Heritage groups around Ashfield have been left fearing for their future following the announcement that the district’s heritage and tourism development officer is being made redundant.
Marg Thorne, from Sutton Heritage Society, said that the loss of Denis Hill in this post will have a ‘drastic effect on every aspect of our heritage throughout the whole of the district’.
She said: “Denis is a facilitator for many projects. He is absolutely brilliant at getting funding from various sources for our heritage projects.
“We would be losing this expertise which he so readily imparts to all groups. We think it is a move which the council will regret, but have they really quantified the benefits that maintaining the heritage of Sutton for present and future generations brings to the town and its businesses?”
The chairman of Hucknall’s event of the year - The Byron Festival - said that the axing of this role could be the death knell for that event.
“This is devastating news,” said Ken Purslow.
“Denis is the lynchpin of the festival and sits on the committee.
“We fear this could spell the end, as without his vital help, advice and expertise I’m not sure it will run next year without him.
“Our funding was already cut significantly this year and thankfully the three county councillors stepped in with some cash to keep it going, but this move by the district council is a move too far.”
The festival is the biggest event on the Hucknall calendar and attracts thousands of visitors to the event which last year stretched over 10 days.
Ian Bunting, the chairman of Skegby Appreciation Society, said that without the support and involvement of Denis Hill, the popular heritage walk at Skegby ‘would still be a pipe dream’.
“Our society was formed with the sole intention of uncovering and reclaiming the troughs on Old Road, Skegby, however this quickly spread to many other places of local interest within the village, culminating in the completion of a Heritage Walk with plaques strategically placed at each of the sites, giving some detailed information,” he said.
“Denis helped with fundraising, organising and planning the manufacture and erection of the plaques and to this day, brings thousands of local enthusiasts to the trail and gives interesting talks on the subject.”

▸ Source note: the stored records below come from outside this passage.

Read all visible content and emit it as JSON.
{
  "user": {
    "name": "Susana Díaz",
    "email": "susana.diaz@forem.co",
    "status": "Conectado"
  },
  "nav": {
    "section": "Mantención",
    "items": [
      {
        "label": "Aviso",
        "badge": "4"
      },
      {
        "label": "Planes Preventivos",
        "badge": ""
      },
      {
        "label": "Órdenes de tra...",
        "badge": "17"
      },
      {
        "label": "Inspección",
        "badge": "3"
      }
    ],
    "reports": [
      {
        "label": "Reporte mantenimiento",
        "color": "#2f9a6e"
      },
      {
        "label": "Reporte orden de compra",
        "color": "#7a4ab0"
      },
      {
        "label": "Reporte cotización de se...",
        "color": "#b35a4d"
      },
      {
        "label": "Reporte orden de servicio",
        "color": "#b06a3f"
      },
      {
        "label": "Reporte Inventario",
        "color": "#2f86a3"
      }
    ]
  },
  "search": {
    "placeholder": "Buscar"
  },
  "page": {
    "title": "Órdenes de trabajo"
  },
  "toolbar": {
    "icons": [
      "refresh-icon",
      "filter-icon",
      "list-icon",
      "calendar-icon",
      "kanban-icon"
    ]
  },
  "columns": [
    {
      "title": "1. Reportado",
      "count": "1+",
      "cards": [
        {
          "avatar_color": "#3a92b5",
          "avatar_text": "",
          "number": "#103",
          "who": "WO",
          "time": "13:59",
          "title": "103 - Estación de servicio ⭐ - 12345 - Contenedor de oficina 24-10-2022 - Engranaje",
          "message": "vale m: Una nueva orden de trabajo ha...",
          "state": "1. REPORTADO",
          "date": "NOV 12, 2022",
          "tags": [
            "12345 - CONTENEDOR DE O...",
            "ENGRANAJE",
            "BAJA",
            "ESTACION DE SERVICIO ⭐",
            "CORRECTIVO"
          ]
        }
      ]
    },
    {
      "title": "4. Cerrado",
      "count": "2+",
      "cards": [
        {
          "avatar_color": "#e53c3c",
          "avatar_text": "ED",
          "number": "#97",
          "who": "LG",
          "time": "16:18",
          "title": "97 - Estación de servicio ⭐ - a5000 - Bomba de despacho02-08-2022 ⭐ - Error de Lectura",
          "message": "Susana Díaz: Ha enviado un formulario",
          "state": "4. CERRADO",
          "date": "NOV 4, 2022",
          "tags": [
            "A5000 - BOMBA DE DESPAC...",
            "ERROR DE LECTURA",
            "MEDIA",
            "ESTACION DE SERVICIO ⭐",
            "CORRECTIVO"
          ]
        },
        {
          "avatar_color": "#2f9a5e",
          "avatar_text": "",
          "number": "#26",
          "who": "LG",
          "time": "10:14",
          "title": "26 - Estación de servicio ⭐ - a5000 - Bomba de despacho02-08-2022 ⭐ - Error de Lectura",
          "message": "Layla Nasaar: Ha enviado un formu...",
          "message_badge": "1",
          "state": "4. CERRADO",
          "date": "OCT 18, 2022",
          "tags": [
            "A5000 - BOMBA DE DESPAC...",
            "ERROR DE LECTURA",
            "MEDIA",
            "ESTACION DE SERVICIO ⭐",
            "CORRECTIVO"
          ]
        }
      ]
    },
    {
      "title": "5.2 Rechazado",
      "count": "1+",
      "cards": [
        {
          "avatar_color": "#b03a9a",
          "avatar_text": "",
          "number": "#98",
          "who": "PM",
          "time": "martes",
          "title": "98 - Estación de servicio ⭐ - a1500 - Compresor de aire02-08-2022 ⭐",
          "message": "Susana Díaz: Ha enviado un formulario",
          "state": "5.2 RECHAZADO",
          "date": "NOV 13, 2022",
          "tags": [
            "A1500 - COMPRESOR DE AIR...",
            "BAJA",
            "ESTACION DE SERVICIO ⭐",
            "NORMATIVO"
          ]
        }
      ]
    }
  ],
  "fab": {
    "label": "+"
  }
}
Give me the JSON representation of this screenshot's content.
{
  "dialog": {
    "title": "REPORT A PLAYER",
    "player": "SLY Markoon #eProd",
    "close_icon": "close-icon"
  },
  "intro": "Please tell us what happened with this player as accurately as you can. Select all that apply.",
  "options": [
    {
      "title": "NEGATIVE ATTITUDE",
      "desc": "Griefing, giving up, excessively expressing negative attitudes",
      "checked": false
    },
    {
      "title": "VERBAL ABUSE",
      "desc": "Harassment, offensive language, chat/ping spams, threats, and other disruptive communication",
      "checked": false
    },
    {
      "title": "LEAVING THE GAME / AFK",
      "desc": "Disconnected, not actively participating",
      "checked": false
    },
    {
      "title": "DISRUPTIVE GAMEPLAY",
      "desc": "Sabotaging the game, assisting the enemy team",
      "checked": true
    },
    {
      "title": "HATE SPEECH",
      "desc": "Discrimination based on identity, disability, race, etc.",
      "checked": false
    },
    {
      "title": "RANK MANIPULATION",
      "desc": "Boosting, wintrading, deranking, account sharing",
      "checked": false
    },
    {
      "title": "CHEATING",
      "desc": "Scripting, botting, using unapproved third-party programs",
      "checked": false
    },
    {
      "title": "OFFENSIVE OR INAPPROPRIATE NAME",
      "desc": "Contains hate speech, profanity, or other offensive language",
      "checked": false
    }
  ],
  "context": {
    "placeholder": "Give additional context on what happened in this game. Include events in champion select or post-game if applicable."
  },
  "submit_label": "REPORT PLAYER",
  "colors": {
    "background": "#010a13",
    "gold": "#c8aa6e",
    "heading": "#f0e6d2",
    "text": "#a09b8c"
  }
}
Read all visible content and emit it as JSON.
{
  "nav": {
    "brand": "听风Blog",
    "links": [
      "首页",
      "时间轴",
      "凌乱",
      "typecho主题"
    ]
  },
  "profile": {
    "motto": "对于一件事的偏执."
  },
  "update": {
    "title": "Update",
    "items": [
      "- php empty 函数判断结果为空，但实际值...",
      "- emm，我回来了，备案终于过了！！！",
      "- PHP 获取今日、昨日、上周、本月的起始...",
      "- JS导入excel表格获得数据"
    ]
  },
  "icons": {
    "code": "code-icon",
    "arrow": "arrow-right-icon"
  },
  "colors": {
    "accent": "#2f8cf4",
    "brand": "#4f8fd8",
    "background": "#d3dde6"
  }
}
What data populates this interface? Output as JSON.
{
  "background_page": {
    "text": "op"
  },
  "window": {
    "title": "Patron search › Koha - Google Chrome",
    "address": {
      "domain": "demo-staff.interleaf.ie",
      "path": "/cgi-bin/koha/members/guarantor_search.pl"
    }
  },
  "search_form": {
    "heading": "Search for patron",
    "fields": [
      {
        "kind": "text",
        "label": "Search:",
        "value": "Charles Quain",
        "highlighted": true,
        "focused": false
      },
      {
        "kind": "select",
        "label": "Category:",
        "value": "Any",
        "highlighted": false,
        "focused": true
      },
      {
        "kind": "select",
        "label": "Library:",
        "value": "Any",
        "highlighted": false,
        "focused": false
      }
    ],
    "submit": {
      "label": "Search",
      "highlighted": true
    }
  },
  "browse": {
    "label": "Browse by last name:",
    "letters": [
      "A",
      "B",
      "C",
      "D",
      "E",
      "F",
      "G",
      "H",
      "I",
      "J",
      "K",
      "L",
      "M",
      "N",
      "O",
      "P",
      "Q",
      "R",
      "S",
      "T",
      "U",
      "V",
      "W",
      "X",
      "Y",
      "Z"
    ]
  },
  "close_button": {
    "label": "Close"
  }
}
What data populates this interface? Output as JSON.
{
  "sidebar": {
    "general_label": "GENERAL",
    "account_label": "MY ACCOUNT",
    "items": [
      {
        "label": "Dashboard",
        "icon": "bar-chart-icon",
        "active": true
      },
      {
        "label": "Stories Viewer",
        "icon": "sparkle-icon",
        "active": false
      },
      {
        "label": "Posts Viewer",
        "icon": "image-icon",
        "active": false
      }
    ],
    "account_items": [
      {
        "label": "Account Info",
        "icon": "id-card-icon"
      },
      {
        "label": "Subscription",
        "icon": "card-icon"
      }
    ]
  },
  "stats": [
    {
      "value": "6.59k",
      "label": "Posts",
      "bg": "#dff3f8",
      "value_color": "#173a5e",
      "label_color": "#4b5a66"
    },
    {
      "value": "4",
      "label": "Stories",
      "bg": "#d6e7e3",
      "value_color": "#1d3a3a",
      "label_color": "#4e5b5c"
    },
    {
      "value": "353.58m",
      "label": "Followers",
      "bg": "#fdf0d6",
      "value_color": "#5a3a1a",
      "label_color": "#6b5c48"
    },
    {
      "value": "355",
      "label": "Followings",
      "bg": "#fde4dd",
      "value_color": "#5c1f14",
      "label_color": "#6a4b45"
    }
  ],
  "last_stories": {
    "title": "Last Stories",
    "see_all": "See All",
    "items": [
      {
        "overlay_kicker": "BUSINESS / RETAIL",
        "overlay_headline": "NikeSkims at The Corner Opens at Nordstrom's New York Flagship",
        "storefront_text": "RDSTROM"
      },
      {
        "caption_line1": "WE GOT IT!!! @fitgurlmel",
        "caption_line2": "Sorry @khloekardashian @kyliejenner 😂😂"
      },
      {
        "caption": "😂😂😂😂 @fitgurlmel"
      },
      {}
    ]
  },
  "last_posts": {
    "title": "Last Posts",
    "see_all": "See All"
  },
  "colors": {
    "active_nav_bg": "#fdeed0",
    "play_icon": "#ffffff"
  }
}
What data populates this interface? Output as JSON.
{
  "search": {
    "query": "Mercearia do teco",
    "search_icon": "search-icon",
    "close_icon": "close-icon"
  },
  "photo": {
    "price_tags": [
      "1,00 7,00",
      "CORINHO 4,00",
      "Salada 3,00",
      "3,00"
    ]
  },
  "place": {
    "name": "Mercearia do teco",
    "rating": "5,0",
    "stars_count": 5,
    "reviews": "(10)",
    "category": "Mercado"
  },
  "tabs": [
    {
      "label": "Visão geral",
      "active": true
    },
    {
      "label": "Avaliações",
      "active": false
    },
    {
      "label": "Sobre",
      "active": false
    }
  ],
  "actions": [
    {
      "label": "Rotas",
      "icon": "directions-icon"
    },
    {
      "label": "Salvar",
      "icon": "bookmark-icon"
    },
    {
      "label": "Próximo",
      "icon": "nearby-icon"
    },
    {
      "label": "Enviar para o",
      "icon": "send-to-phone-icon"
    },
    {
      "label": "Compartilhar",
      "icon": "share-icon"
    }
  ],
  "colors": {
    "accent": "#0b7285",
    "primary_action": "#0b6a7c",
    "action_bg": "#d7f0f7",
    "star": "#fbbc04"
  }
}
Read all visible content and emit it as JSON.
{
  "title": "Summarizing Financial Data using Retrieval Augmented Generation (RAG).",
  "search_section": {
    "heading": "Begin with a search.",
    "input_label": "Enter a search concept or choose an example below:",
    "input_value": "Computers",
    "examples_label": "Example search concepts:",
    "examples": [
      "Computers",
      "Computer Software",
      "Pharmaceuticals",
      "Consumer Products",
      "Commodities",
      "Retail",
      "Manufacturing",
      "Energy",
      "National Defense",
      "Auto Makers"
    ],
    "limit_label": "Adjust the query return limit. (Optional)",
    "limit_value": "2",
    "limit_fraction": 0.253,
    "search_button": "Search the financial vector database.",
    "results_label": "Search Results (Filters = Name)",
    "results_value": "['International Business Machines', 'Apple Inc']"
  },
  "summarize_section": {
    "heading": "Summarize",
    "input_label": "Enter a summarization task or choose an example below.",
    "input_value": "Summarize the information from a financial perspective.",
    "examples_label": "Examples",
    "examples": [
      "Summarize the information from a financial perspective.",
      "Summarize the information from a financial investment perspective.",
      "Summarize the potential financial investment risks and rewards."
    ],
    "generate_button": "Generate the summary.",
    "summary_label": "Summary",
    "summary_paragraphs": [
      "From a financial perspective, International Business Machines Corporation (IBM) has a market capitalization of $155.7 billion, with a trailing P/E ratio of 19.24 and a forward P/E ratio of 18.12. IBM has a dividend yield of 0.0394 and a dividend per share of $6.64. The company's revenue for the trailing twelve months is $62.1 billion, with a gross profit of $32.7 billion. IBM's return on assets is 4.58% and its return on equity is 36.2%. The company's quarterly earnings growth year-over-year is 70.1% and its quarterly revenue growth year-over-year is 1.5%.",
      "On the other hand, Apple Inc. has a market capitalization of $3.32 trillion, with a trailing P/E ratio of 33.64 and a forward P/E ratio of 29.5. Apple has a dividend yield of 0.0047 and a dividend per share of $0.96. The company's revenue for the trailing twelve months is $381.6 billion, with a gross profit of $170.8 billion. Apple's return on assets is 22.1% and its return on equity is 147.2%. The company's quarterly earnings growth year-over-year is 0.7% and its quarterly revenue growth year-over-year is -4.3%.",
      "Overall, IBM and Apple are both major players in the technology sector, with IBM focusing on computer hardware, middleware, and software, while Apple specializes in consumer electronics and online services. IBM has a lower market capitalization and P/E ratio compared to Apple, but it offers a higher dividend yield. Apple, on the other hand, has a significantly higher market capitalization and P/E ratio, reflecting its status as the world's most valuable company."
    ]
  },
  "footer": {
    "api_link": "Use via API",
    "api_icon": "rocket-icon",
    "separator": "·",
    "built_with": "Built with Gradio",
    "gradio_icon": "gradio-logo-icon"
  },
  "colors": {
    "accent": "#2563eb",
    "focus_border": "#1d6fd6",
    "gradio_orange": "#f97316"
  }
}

He added: “Please do not let the knowledge and the interest in our local history be lost because we will never get it back.”